-- Given information --
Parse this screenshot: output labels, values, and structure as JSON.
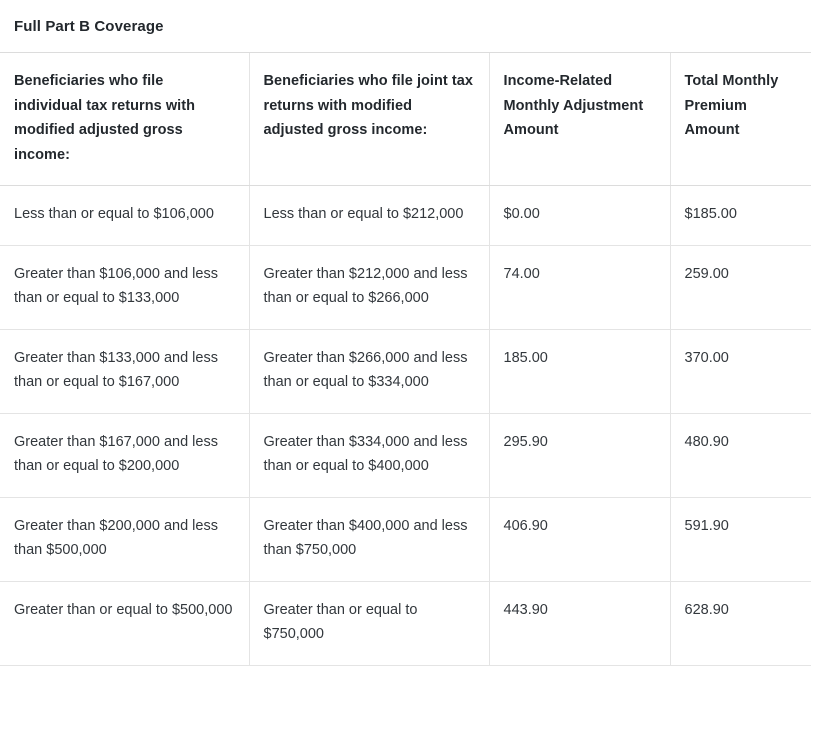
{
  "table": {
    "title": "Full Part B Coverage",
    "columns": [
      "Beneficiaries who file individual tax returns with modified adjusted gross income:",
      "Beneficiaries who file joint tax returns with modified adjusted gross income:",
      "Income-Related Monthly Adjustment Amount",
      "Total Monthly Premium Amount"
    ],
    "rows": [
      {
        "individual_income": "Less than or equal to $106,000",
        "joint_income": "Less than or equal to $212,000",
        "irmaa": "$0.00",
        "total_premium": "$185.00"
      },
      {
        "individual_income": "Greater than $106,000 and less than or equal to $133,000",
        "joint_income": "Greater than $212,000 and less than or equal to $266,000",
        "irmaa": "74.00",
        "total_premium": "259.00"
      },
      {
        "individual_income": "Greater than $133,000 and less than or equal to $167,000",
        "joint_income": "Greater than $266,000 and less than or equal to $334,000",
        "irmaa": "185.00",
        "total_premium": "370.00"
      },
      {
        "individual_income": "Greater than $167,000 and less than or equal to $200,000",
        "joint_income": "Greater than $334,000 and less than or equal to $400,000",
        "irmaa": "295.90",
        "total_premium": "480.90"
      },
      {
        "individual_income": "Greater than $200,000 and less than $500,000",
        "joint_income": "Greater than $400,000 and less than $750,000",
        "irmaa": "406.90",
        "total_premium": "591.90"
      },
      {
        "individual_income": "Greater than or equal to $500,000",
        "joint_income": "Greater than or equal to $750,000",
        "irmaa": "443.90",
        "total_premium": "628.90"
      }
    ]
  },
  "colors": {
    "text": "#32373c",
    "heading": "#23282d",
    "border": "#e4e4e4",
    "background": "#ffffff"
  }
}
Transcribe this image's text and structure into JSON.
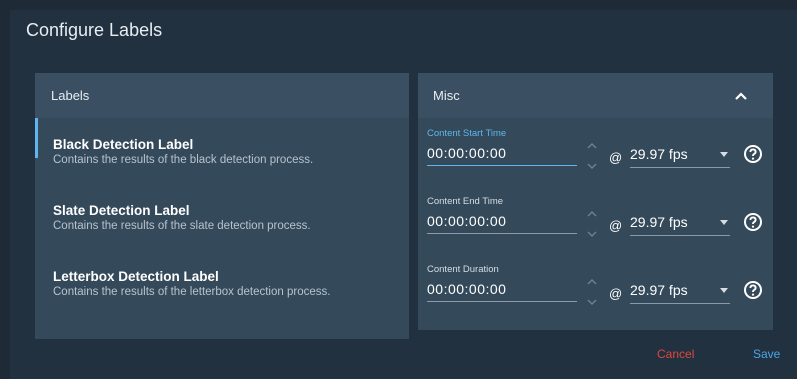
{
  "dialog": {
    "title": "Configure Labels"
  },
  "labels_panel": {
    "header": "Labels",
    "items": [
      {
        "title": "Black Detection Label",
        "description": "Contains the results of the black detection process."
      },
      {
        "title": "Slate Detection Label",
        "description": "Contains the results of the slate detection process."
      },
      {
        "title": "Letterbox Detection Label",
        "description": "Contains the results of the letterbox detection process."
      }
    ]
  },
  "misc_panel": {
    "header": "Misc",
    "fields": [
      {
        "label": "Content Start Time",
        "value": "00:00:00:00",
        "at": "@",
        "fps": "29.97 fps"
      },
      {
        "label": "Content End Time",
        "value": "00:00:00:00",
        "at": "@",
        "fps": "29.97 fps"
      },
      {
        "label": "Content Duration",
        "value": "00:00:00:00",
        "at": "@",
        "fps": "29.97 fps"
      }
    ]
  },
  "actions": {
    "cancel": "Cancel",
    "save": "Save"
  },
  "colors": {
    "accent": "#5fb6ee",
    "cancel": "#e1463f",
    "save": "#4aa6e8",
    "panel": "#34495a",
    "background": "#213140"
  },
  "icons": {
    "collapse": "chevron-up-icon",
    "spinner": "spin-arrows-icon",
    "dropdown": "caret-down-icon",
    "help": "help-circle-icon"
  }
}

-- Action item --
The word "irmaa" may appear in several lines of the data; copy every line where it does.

-- Answer space --
        "irmaa": "$0.00",
        "irmaa": "74.00",
        "irmaa": "185.00",
        "irmaa": "295.90",
        "irmaa": "406.90",
        "irmaa": "443.90",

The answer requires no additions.